- [Entries from a dataset of interfaces]
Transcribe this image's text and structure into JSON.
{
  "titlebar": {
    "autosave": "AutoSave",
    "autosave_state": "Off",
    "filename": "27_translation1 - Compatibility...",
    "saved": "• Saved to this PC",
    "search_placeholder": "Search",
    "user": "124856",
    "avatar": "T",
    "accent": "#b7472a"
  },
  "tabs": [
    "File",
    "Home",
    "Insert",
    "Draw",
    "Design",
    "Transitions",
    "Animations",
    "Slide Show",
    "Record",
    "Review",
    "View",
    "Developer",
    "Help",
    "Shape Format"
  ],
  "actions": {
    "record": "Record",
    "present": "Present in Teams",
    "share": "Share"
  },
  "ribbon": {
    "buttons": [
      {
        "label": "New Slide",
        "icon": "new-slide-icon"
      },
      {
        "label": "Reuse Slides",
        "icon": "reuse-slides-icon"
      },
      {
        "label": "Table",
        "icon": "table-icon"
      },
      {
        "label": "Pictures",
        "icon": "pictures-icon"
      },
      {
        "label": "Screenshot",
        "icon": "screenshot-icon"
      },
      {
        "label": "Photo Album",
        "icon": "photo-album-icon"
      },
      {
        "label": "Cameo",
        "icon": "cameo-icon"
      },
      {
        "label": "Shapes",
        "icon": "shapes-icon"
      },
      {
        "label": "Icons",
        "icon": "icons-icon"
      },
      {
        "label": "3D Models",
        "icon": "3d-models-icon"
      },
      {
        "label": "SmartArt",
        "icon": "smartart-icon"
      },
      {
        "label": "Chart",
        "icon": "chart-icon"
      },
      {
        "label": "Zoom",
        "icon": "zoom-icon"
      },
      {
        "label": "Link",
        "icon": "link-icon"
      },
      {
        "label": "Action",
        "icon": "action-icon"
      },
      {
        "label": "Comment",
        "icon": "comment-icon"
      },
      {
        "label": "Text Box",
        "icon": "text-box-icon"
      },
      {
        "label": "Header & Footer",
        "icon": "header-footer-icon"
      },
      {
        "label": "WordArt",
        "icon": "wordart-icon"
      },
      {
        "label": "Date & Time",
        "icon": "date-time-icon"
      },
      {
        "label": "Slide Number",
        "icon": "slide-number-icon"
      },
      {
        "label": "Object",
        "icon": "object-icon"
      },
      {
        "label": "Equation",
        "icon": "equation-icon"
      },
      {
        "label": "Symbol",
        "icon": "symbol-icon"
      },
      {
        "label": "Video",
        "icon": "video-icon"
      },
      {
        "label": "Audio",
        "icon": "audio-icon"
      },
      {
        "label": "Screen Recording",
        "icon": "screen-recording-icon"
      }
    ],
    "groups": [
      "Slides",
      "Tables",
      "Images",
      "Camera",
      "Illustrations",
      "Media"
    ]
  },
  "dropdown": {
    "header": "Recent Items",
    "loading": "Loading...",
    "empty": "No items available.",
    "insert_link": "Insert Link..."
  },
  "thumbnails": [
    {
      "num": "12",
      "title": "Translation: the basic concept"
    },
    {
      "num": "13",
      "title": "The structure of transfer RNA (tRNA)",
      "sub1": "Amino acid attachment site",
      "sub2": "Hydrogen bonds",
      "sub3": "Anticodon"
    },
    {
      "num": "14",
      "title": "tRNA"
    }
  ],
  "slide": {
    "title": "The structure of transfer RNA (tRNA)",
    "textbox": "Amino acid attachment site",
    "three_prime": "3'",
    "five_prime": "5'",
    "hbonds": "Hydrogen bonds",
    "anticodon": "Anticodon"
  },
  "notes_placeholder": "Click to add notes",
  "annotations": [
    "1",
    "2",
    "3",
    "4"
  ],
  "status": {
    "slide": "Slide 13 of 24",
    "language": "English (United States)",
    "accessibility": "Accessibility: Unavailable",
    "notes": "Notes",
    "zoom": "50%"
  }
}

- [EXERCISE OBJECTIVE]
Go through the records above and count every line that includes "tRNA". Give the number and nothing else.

- [SOLUTION TO THE PROBLEM]
3